TRY IT:
Go over each line of the entries below, count those with "value", and give only the count.

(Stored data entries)

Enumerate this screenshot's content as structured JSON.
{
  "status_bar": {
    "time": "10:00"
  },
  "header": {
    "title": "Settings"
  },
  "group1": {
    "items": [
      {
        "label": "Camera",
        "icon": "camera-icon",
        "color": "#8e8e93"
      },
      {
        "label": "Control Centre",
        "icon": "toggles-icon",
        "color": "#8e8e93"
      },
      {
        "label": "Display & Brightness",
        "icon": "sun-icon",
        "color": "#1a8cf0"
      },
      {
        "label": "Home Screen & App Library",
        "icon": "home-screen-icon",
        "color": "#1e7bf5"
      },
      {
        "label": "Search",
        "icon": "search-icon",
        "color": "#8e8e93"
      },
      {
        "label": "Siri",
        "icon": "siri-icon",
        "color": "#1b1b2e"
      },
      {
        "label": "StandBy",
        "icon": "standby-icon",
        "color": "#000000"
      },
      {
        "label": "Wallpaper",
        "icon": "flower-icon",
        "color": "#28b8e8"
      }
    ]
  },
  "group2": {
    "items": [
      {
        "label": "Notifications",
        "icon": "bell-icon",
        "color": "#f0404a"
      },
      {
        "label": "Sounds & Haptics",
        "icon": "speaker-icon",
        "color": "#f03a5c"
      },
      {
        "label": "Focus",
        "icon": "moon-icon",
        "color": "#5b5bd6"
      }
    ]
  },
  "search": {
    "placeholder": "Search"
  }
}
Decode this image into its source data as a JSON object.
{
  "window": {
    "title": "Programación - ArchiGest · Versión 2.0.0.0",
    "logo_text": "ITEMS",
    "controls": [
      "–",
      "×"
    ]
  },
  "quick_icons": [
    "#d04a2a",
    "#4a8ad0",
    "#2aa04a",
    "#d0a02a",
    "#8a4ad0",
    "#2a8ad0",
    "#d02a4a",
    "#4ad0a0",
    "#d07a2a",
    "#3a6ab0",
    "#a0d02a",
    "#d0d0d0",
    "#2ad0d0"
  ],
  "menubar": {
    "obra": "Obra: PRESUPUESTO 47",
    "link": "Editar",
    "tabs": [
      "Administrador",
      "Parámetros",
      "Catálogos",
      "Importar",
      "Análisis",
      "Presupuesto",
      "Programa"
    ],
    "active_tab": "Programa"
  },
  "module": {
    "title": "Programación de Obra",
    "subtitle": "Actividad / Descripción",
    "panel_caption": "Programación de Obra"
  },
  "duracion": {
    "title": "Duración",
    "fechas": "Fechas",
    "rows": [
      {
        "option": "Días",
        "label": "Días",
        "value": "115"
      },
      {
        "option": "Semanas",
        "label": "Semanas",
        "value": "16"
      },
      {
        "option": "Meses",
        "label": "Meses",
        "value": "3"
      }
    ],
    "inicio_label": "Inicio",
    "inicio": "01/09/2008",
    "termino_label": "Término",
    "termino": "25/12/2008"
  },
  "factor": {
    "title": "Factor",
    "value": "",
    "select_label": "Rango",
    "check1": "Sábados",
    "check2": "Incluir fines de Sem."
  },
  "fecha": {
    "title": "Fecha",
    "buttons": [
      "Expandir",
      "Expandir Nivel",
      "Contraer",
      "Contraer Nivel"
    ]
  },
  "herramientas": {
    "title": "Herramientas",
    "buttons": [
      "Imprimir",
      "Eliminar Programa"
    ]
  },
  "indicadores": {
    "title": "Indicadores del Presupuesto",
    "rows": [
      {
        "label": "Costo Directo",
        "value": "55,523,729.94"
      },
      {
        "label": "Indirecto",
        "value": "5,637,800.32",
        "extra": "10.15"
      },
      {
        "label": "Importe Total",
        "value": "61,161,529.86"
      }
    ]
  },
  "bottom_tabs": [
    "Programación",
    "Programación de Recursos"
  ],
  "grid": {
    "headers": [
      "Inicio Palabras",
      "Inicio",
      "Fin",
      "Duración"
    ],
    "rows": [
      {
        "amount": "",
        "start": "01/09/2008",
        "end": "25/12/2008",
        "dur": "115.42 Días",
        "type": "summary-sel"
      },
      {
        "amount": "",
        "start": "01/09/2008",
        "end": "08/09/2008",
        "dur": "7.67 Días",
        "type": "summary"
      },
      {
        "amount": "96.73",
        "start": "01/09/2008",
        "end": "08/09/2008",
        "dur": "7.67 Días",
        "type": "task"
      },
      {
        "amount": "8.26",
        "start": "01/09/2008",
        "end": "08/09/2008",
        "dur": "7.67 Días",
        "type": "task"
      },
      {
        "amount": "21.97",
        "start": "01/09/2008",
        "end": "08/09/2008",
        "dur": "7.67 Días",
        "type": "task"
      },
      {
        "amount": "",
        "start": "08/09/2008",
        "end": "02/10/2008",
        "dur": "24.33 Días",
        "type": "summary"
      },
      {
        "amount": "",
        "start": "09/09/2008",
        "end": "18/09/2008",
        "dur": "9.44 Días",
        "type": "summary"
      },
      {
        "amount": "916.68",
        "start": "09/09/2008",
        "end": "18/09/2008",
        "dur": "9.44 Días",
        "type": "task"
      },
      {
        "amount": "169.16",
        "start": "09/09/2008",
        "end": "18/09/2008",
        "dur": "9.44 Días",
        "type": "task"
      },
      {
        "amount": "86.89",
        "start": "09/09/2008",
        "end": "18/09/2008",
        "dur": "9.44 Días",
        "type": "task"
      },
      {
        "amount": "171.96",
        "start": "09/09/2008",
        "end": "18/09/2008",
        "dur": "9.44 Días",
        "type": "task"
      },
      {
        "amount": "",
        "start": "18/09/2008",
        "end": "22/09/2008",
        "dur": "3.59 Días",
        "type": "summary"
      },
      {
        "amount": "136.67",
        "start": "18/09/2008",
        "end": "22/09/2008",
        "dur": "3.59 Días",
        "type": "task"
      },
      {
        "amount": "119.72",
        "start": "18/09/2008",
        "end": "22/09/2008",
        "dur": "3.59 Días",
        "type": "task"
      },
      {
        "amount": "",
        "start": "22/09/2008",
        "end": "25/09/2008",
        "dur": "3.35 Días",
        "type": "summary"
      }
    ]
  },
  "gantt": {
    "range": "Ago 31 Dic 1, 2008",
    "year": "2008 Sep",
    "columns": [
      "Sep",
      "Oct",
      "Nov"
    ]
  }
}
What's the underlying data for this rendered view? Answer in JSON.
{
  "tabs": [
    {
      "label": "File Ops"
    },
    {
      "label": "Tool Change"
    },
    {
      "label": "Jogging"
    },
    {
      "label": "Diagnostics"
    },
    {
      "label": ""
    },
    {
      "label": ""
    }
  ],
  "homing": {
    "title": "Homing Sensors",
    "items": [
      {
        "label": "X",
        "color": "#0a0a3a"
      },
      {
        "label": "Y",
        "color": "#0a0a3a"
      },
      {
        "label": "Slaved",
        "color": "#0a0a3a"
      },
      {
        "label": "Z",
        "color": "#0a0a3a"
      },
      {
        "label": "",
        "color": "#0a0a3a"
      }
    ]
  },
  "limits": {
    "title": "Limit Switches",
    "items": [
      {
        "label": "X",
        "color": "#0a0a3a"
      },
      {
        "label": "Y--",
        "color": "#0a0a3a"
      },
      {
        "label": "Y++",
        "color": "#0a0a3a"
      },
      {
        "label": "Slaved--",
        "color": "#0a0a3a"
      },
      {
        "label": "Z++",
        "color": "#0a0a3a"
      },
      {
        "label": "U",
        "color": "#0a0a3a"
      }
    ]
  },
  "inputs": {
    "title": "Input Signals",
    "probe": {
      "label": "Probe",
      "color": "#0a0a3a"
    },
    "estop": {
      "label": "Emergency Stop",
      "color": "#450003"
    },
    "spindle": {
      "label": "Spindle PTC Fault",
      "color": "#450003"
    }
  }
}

EXERCISE ANSWER:
7